* _Task to carry out_: Restate each record word for word, from the first to the last.

****

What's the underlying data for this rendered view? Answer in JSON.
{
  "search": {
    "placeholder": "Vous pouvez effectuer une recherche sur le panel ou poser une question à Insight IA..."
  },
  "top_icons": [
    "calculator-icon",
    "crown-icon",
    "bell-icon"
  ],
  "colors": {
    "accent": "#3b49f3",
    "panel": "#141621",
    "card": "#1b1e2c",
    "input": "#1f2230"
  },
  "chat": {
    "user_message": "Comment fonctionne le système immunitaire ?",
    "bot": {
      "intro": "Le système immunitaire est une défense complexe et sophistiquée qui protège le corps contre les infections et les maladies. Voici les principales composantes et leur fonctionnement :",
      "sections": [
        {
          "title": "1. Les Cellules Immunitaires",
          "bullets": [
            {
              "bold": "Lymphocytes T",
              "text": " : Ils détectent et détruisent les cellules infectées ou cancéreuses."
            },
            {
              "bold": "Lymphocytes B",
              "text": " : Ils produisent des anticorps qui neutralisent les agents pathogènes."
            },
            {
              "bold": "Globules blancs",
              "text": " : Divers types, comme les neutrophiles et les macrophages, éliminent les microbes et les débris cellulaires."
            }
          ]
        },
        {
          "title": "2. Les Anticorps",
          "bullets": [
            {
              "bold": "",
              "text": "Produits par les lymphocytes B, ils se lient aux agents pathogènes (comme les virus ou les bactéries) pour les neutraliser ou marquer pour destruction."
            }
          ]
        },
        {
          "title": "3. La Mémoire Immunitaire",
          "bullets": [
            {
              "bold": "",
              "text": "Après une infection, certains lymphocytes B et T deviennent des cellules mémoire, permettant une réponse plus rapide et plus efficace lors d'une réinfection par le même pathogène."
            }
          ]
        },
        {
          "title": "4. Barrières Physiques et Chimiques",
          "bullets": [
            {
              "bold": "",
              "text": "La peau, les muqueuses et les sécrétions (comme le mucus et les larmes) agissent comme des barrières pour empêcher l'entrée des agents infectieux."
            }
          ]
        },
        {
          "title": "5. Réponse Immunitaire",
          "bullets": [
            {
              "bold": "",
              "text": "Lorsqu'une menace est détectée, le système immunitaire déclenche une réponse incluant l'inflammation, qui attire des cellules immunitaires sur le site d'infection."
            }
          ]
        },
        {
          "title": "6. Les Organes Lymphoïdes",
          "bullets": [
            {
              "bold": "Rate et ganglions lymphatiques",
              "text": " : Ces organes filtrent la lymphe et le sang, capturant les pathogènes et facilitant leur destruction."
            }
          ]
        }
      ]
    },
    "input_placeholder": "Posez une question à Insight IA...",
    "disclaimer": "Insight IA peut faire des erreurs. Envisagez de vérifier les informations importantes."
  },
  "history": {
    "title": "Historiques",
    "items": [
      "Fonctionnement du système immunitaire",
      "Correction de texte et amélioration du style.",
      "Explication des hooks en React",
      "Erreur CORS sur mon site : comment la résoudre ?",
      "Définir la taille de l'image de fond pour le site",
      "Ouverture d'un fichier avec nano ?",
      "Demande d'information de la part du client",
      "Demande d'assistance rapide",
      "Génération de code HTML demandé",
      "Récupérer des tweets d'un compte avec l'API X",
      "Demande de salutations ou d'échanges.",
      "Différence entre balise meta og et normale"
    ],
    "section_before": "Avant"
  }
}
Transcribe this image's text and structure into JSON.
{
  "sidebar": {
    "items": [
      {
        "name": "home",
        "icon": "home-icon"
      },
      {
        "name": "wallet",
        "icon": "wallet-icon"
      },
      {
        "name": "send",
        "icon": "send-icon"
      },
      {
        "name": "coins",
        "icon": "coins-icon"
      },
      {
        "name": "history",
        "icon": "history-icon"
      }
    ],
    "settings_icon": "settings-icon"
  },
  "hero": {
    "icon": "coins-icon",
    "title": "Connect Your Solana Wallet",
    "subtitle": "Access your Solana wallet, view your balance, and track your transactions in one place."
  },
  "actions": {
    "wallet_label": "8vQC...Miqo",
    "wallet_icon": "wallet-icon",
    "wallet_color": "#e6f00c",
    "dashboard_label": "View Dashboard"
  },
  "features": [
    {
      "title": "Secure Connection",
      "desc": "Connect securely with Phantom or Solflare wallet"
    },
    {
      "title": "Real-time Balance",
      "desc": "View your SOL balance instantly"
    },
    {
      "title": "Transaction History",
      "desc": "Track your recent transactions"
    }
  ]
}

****

* _Response_:
What's the underlying data for this rendered view? Answer in JSON.
{
  "search": {
    "placeholder": "Vous pouvez effectuer une recherche sur le panel ou poser une question à Insight IA..."
  },
  "top_icons": [
    "calculator-icon",
    "crown-icon",
    "bell-icon"
  ],
  "colors": {
    "accent": "#3b49f3",
    "panel": "#141621",
    "card": "#1b1e2c",
    "input": "#1f2230"
  },
  "chat": {
    "user_message": "Comment fonctionne le système immunitaire ?",
    "bot": {
      "intro": "Le système immunitaire est une défense complexe et sophistiquée qui protège le corps contre les infections et les maladies. Voici les principales composantes et leur fonctionnement :",
      "sections": [
        {
          "title": "1. Les Cellules Immunitaires",
          "bullets": [
            {
              "bold": "Lymphocytes T",
              "text": " : Ils détectent et détruisent les cellules infectées ou cancéreuses."
            },
            {
              "bold": "Lymphocytes B",
              "text": " : Ils produisent des anticorps qui neutralisent les agents pathogènes."
            },
            {
              "bold": "Globules blancs",
              "text": " : Divers types, comme les neutrophiles et les macrophages, éliminent les microbes et les débris cellulaires."
            }
          ]
        },
        {
          "title": "2. Les Anticorps",
          "bullets": [
            {
              "bold": "",
              "text": "Produits par les lymphocytes B, ils se lient aux agents pathogènes (comme les virus ou les bactéries) pour les neutraliser ou marquer pour destruction."
            }
          ]
        },
        {
          "title": "3. La Mémoire Immunitaire",
          "bullets": [
            {
              "bold": "",
              "text": "Après une infection, certains lymphocytes B et T deviennent des cellules mémoire, permettant une réponse plus rapide et plus efficace lors d'une réinfection par le même pathogène."
            }
          ]
        },
        {
          "title": "4. Barrières Physiques et Chimiques",
          "bullets": [
            {
              "bold": "",
              "text": "La peau, les muqueuses et les sécrétions (comme le mucus et les larmes) agissent comme des barrières pour empêcher l'entrée des agents infectieux."
            }
          ]
        },
        {
          "title": "5. Réponse Immunitaire",
          "bullets": [
            {
              "bold": "",
              "text": "Lorsqu'une menace est détectée, le système immunitaire déclenche une réponse incluant l'inflammation, qui attire des cellules immunitaires sur le site d'infection."
            }
          ]
        },
        {
          "title": "6. Les Organes Lymphoïdes",
          "bullets": [
            {
              "bold": "Rate et ganglions lymphatiques",
              "text": " : Ces organes filtrent la lymphe et le sang, capturant les pathogènes et facilitant leur destruction."
            }
          ]
        }
      ]
    },
    "input_placeholder": "Posez une question à Insight IA...",
    "disclaimer": "Insight IA peut faire des erreurs. Envisagez de vérifier les informations importantes."
  },
  "history": {
    "title": "Historiques",
    "items": [
      "Fonctionnement du système immunitaire",
      "Correction de texte et amélioration du style.",
      "Explication des hooks en React",
      "Erreur CORS sur mon site : comment la résoudre ?",
      "Définir la taille de l'image de fond pour le site",
      "Ouverture d'un fichier avec nano ?",
      "Demande d'information de la part du client",
      "Demande d'assistance rapide",
      "Génération de code HTML demandé",
      "Récupérer des tweets d'un compte avec l'API X",
      "Demande de salutations ou d'échanges.",
      "Différence entre balise meta og et normale"
    ],
    "section_before": "Avant"
  }
}
Transcribe this image's text and structure into JSON.
{
  "sidebar": {
    "items": [
      {
        "name": "home",
        "icon": "home-icon"
      },
      {
        "name": "wallet",
        "icon": "wallet-icon"
      },
      {
        "name": "send",
        "icon": "send-icon"
      },
      {
        "name": "coins",
        "icon": "coins-icon"
      },
      {
        "name": "history",
        "icon": "history-icon"
      }
    ],
    "settings_icon": "settings-icon"
  },
  "hero": {
    "icon": "coins-icon",
    "title": "Connect Your Solana Wallet",
    "subtitle": "Access your Solana wallet, view your balance, and track your transactions in one place."
  },
  "actions": {
    "wallet_label": "8vQC...Miqo",
    "wallet_icon": "wallet-icon",
    "wallet_color": "#e6f00c",
    "dashboard_label": "View Dashboard"
  },
  "features": [
    {
      "title": "Secure Connection",
      "desc": "Connect securely with Phantom or Solflare wallet"
    },
    {
      "title": "Real-time Balance",
      "desc": "View your SOL balance instantly"
    },
    {
      "title": "Transaction History",
      "desc": "Track your recent transactions"
    }
  ]
}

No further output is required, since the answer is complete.